It’s a short hike downriver before joining the Webb Creek Track and crossing the Kauaeranga River to get back to the parking area.
Canyoning is a demanding sport. It draws people into areas of New Zealand that are rarely explored.
It’s also technical. It’s recommended that no one goes alone; there are just too many things that can go wrong. The water level was low when we were in Sleeping God, but in times of heavy flow, the canyon can become dangerous quickly. Waterfalls pick up speed, the pools fill up, and rock ledge pathways disappear.
Clearwater stresses the importance of learning from an experienced canyoner. He says the only place that’s safe for newbies without a guide is the Tararuas, where if you’re a tramper who knows how to rock climb and abseil, you can probably do it without too much trouble.
“But if you tried that approach [in Wanaka] you would get yourself in trouble big time,” Clearwater says.

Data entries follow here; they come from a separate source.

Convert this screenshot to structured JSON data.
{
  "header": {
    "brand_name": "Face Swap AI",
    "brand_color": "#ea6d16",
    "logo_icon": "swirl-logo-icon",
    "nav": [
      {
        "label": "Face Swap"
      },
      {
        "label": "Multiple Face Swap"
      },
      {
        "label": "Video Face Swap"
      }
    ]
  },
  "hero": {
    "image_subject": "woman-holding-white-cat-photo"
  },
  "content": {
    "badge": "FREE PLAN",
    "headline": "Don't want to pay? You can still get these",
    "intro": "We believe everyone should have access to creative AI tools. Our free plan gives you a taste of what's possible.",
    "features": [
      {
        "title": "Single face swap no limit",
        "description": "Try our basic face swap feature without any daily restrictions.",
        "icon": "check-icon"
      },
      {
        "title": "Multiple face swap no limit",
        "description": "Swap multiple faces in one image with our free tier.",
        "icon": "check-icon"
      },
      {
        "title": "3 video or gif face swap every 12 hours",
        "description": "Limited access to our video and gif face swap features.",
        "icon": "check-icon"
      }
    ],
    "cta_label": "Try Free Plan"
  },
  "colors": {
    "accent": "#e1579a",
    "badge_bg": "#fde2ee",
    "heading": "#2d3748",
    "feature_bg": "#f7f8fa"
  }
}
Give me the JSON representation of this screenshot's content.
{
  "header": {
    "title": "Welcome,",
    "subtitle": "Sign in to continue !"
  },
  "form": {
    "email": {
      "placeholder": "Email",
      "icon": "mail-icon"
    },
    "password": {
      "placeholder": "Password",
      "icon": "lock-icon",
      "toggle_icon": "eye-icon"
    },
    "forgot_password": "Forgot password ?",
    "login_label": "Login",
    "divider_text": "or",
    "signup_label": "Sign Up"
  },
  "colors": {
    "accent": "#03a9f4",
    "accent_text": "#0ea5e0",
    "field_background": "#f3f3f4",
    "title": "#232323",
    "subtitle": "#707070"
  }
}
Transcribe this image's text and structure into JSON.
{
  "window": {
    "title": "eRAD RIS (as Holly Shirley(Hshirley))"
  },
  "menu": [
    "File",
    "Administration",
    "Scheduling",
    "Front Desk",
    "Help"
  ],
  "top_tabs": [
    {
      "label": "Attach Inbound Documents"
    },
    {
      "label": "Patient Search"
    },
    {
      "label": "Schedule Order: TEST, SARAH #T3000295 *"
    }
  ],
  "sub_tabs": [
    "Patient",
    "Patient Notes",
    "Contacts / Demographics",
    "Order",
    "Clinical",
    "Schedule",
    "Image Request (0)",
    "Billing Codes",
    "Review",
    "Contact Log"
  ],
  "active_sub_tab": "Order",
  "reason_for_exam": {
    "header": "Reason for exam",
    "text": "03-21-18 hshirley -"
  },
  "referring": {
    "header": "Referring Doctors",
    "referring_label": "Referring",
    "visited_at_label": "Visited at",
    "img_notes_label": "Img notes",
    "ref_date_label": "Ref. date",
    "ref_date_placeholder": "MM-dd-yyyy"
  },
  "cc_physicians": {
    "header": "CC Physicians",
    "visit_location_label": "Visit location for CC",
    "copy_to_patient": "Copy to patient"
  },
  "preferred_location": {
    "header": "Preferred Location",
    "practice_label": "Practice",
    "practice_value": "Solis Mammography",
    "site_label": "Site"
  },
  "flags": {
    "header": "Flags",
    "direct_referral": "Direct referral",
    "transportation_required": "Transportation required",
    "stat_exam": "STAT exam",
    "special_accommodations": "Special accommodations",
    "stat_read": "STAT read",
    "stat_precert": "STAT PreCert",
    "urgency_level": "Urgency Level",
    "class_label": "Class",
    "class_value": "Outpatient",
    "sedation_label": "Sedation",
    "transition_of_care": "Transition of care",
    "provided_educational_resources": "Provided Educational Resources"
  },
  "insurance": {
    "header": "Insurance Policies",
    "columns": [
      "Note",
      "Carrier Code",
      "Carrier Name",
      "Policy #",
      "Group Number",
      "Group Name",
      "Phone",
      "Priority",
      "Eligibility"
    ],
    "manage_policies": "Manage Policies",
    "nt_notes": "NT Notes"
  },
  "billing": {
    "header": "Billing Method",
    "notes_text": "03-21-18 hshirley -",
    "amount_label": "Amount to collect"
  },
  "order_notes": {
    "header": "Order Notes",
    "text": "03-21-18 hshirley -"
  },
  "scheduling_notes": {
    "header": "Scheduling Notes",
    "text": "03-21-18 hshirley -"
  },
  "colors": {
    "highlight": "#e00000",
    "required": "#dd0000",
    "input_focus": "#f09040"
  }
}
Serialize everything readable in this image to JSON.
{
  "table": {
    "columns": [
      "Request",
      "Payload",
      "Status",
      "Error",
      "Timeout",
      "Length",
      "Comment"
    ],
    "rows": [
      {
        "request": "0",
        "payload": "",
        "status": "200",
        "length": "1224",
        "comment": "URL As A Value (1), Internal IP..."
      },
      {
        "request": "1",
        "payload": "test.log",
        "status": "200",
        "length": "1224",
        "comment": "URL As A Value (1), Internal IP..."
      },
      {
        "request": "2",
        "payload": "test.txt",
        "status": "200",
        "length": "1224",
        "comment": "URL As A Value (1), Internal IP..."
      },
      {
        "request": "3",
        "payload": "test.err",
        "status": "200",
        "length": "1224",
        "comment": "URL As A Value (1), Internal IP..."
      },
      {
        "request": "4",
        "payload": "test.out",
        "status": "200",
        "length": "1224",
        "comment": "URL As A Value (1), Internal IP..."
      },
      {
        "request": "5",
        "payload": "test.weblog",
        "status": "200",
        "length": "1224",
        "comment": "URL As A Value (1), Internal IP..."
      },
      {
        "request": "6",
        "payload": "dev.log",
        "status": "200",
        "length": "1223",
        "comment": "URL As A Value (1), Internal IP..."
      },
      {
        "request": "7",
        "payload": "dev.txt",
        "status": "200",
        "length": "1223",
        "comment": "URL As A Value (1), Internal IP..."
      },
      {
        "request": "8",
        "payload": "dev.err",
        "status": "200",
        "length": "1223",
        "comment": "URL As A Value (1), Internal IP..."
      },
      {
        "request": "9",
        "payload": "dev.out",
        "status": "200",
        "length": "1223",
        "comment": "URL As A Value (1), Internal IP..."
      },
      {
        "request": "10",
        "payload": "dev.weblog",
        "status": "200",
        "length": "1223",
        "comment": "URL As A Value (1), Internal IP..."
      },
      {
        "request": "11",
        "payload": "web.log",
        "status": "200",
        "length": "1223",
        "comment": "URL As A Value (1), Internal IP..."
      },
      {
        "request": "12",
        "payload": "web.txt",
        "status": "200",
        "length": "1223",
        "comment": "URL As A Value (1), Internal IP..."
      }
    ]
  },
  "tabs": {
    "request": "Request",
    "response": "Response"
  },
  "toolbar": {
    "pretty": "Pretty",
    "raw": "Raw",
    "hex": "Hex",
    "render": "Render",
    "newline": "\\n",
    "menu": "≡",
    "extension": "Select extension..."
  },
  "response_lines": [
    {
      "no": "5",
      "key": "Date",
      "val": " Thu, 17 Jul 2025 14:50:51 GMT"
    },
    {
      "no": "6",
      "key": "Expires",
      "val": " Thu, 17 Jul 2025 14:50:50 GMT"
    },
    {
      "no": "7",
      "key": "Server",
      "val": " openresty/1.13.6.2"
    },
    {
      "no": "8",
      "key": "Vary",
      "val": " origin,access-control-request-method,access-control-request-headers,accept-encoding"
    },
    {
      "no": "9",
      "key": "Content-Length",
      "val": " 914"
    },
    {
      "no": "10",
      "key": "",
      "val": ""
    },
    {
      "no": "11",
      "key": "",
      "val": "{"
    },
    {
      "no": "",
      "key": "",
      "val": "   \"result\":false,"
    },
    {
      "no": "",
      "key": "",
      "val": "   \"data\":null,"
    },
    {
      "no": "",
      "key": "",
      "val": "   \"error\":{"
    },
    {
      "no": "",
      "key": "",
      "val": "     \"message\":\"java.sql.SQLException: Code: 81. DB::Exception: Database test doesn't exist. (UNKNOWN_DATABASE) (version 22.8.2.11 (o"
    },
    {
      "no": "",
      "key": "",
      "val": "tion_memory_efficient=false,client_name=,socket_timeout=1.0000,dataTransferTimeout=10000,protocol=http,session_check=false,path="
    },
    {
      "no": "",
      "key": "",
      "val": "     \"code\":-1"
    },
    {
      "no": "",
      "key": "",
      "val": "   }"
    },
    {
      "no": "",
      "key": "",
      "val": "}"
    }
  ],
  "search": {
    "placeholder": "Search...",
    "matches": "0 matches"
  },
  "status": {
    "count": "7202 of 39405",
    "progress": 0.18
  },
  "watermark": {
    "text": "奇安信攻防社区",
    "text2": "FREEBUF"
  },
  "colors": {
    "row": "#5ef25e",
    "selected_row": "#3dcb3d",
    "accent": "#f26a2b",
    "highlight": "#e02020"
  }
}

“Canyoning is not tramping, it’s not rock climbing, it’s not caving, it’s not whitewater kayaking – it’s a different activity that needs specific techniques and skills. You should either go with people who know, and learn from them, or do a course and learn from a professional. That’s the most responsible and safest way to get into it.”
He says lately he’s seen a lot of people taking up the sport who haven’t done their homework.
“We published a guidebook with pretty pictures, and so people are charging off to do it, which is what I wanted, but it’s nerve-wracking because we’re seeing a lot of people who are doing it without the right skills or equipment or preparation,” Clearwater says.
There are numerous options for people to learn how to do it safely. Companies offering courses include Canyonz in Coromandel, Big Rock Canyons in Canterbury, The New Zealand Canyoning School in Motueka and Deep Canyon in Wanaka.
The more experienced canyoners in New Zealand have a veritable playground to explore. There’s a small pool of qualified canyoners, but they’re spread far and wide around the country. While the popular areas are Coromandel, Nelson/Tasman and Wanaka, there are plenty of places where avid canyoners are seeking out first descents.
Darlington says he’s exploring canyons in Te Urewera, and Clearwater says there’s great potential on the West Coast.
“One of the coolest things about the sport is that it’s still early days,” says Clearwater. “There are thousands of canyons left to be discovered in New Zealand.
“There aren’t many activities where you can be the first at something, these days. But with canyoning, there is a plethora of opportunities.”